Canova's Italian Venus
© Donald Richardson, August, 2006
The life-sized marble sculpture of a partly-draped woman in Aelaide's North Terrace gardens is a copy of the famous Italian Venus (Venere italica) by the eighteenth-century Italian sculptor Antonio Canova (1757-1822). It was donated to the city in 1892 by W A Horn MP, who was concerned to ensure that the young city be aware of its European cultural roots (he also donated the copy of the Farnese Hercules which is in the city's Creswell Gardens).
Canova was universally considered the greatest sculptor of his generation, being designated 'the supreme minister of beauty' and 'a unique and truly divine man', although his reputation declined with the advent of Modernism. He was a leading exponent of the Neoclassical style which looked back to the art of ancient Rome and favoured tranquil poses, clean lines and smooth, neutral surfaces, often with an underlying suggestion of the erotic. Other readily-accessible examples of this style are the group of marble females, nude or partly so, which make a very impressive foyer display in the Art Gallery of South Australia. This conventionalised eroticism is a curious feature of the sculpture of the Victorian era of neck-to-knee bathing costumes in which even chairs and pianos had their legs covered with drapery! Yet, it had its limitations, generally allowing little more than the revelation of buttocks and one delectable breast.
Canova had a brilliant career. Established in Rome by the time Napoleon gained control of the city in 1801, he was forced to go to Paris to make a marble bust of the general as First Consul of the Republic. Eventually, he became an admirer of Napoleon and he made several marble portraits of him, including two as full-length nudes. However, he hated Napoleon's plundering of great works of Italian art for the Louvre and, after Napoleon was defeated in 1815, Pope Pius VII put him in charge of their restitution - for which service he was created Marquis of Ischia.

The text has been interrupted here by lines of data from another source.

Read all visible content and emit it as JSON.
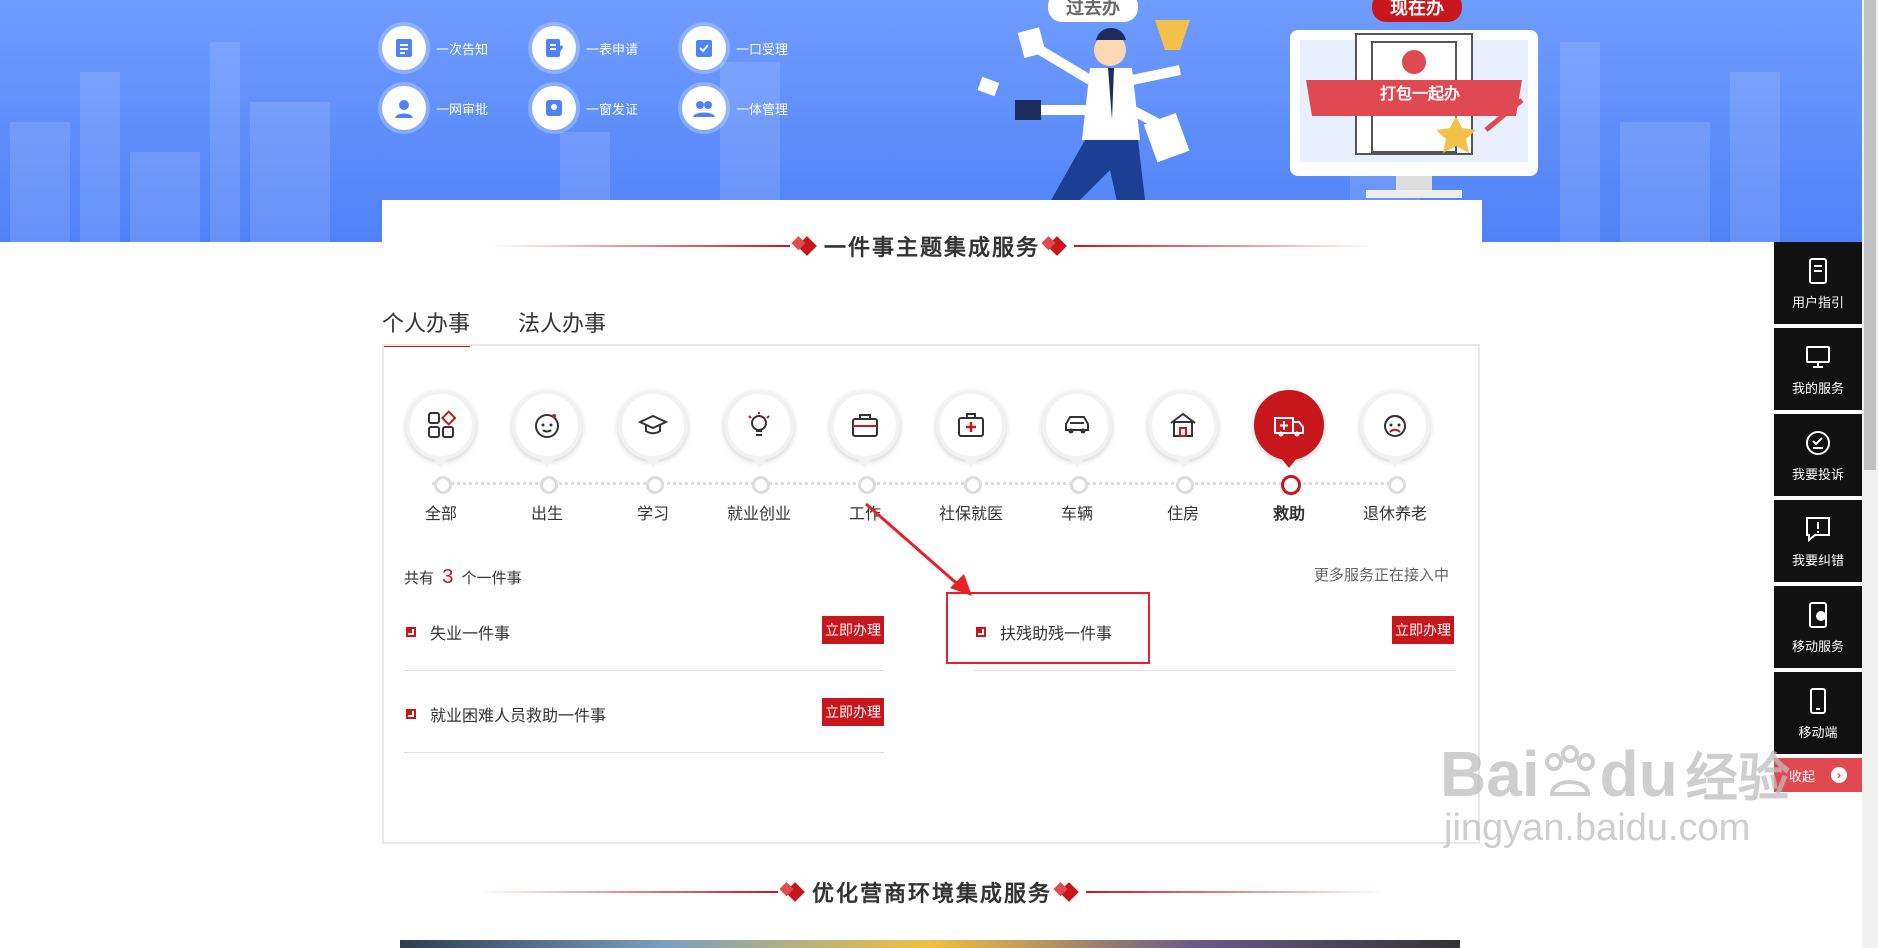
{
  "banner": {
    "steps": [
      {
        "label": "一次告知",
        "icon": "notice-icon"
      },
      {
        "label": "一表申请",
        "icon": "form-icon"
      },
      {
        "label": "一口受理",
        "icon": "accept-icon"
      },
      {
        "label": "一网审批",
        "icon": "user-icon"
      },
      {
        "label": "一窗发证",
        "icon": "certificate-icon"
      },
      {
        "label": "一体管理",
        "icon": "group-icon"
      }
    ],
    "past_tag": "过去办",
    "now_tag": "现在办",
    "package_label": "打包一起办"
  },
  "section1": {
    "title": "一件事主题集成服务"
  },
  "tabs": {
    "personal": "个人办事",
    "legal": "法人办事"
  },
  "categories": [
    {
      "label": "全部",
      "icon": "grid-icon",
      "active": false
    },
    {
      "label": "出生",
      "icon": "baby-icon",
      "active": false
    },
    {
      "label": "学习",
      "icon": "graduation-cap-icon",
      "active": false
    },
    {
      "label": "就业创业",
      "icon": "lightbulb-icon",
      "active": false
    },
    {
      "label": "工作",
      "icon": "briefcase-icon",
      "active": false
    },
    {
      "label": "社保就医",
      "icon": "medical-kit-icon",
      "active": false
    },
    {
      "label": "车辆",
      "icon": "car-icon",
      "active": false
    },
    {
      "label": "住房",
      "icon": "house-icon",
      "active": false
    },
    {
      "label": "救助",
      "icon": "ambulance-icon",
      "active": true
    },
    {
      "label": "退休养老",
      "icon": "elder-icon",
      "active": false
    }
  ],
  "summary": {
    "prefix": "共有",
    "count": "3",
    "suffix": "个一件事",
    "more": "更多服务正在接入中"
  },
  "services": [
    {
      "title": "失业一件事",
      "action": "立即办理"
    },
    {
      "title": "扶残助残一件事",
      "action": "立即办理"
    },
    {
      "title": "就业困难人员救助一件事",
      "action": "立即办理"
    }
  ],
  "section2": {
    "title": "优化营商环境集成服务"
  },
  "sidenav": {
    "items": [
      {
        "label": "用户指引",
        "icon": "guide-icon"
      },
      {
        "label": "我的服务",
        "icon": "monitor-icon"
      },
      {
        "label": "我要投诉",
        "icon": "complaint-icon"
      },
      {
        "label": "我要纠错",
        "icon": "error-report-icon"
      },
      {
        "label": "移动服务",
        "icon": "mobile-cloud-icon"
      },
      {
        "label": "移动端",
        "icon": "mobile-icon"
      }
    ],
    "collapse": "收起"
  },
  "watermark": {
    "brand": "Bai",
    "brand2": "du",
    "cn": "经验",
    "url": "jingyan.baidu.com"
  },
  "colors": {
    "accent": "#c8161d",
    "banner": "#4f82f6",
    "sidenav": "#111111",
    "collapse": "#e04952"
  }
}
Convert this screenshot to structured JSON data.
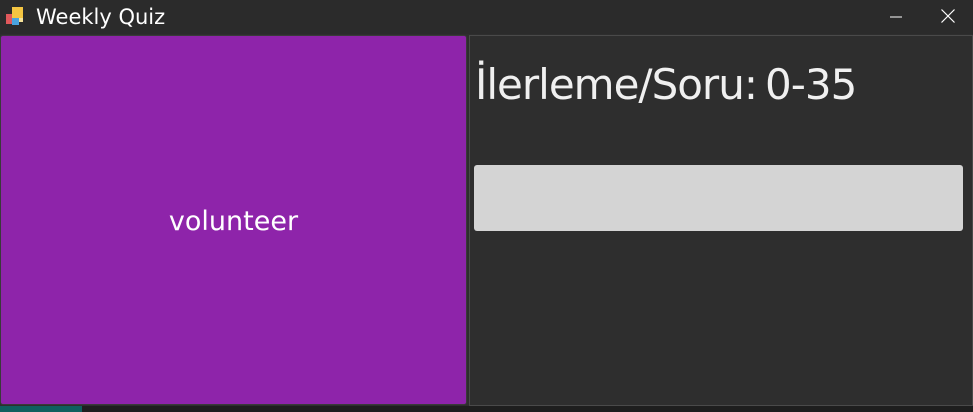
{
  "window": {
    "title": "Weekly Quiz",
    "minimize_icon": "minimize-icon",
    "close_icon": "close-icon",
    "app_icon": "app-icon"
  },
  "card": {
    "word": "volunteer",
    "background_color": "#8e24aa"
  },
  "progress": {
    "label": "İlerleme/Soru:",
    "value": "0-35"
  },
  "answer_input": {
    "value": "",
    "placeholder": ""
  }
}
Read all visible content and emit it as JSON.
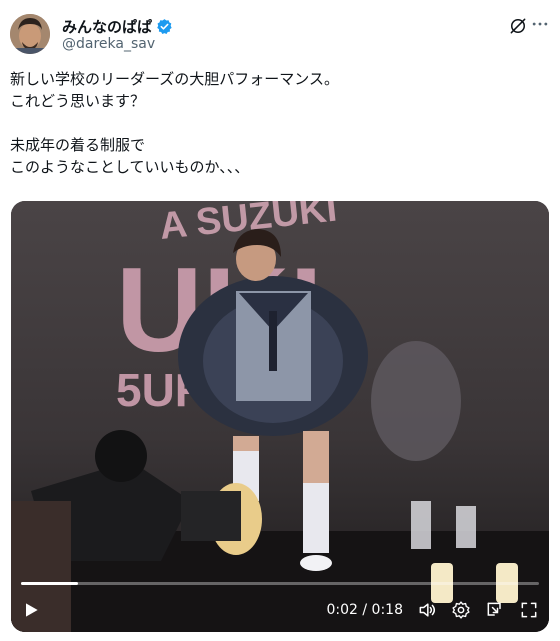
{
  "author": {
    "display_name": "みんなのぱぱ",
    "handle": "@dareka_sav",
    "verified": true
  },
  "post": {
    "text": "新しい学校のリーダーズの大胆パフォーマンス。\nこれどう思います？\n\n未成年の着る制服で\nこのようなことしていいものか、、、"
  },
  "video": {
    "time_display": "0:02 / 0:18",
    "progress": 0.11,
    "backdrop_text": [
      "A SUZUKI",
      "UKI",
      "5UR  GO!!"
    ]
  },
  "icons": {
    "grok": "grok-icon",
    "more": "more-icon",
    "play": "play-icon",
    "volume": "volume-icon",
    "settings": "gear-icon",
    "pip": "pip-icon",
    "fullscreen": "fullscreen-icon"
  },
  "colors": {
    "verified": "#1d9bf0",
    "text_primary": "#0f1419",
    "text_secondary": "#536471"
  }
}
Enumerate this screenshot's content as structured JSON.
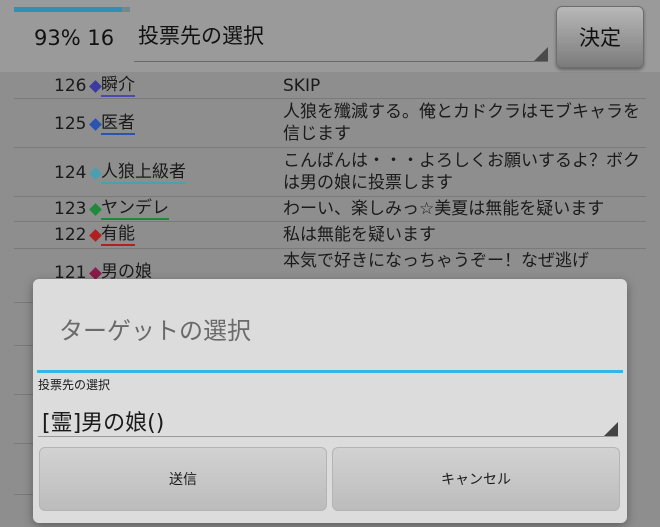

One portrait of Napoleon - a large marble equestrian - he modified in 1817 to turn it into a portrait of the restored Bourbon monarch, Charles III!
Many tourists visiting Rome would have seen Canova's famous Victorious Venus, a full-length nude portrait of Napoleon's sister, Paoline Borghese, reclining on a chaise longue, in the Borghese Palace. Her sexy, but aloof and imperious, pose has been described as 'the erotic frigidaire'.
In 1820, he carved a life-sized portrait of George Washington, seated, in the guise of an ancient Roman general, but this was destroyed by fire. He executed many commissions for British patrons, including the memorial to the Stuarts, in St Peter's cathedral, Rome.
Carved in 1812, the original of our Canova is in Palazzo Pitti, Florence. It was commissioned by the Medici family to replace the ancient Roman Medici Venus, which Napoleon had taken to the Louvre - a great compliment to Canova's genius and reputation. Not in any way frigid, but warm and vulnerable, she is depicted emerging from her bath, a pyxis of toiletries at her feet. This, together with the gathered drapery, in functional terms increases the bulk of marble at the ankles, strengthening it and enabling it to better support the weight of the body above it - a major consideration for marble sculpture.
Canova's sculptures became so popular he was able to sell several copies of some of them, including the Italian Venus. This was possible through the ancient stone-masons' technique of pointing, in which stone-working artisans carve completely accurate replicas of originals through fixing the depth and position of key 'points' within the new block of stone and joining them up. It was a common practice until the Second World War because stone-masonry was a common trade until then.
There are many unacknowledged copies of the Italian Venus in cities throughout the western world (including one in the public gardens in the Victorian city of Bendigo). However, our copy is inscribed on the base 'Venere di Canova' and it may be that this was done at the behest of W A Horn to assert its significance to South Australians. By the way, in front of a commercial building on North Terrace there is a clumsy concrete cast of this Venus. It would be interesting to know how and by whom that was made.
Like the Medici Venus itself, the subject is a variant of the Venus pudica (modest Venus) form, a beautiful young woman, naked rather than nude, modestly - although vainly - covering herself with her hands. Various versions have survived from ancient Greece and Rome. Canova's is discreetly draped - a concession to Victorian aesthetics and ethics. Its significance to Adelaide's culture must be asserted, and it is good to know that the city council is actively considering its conservation.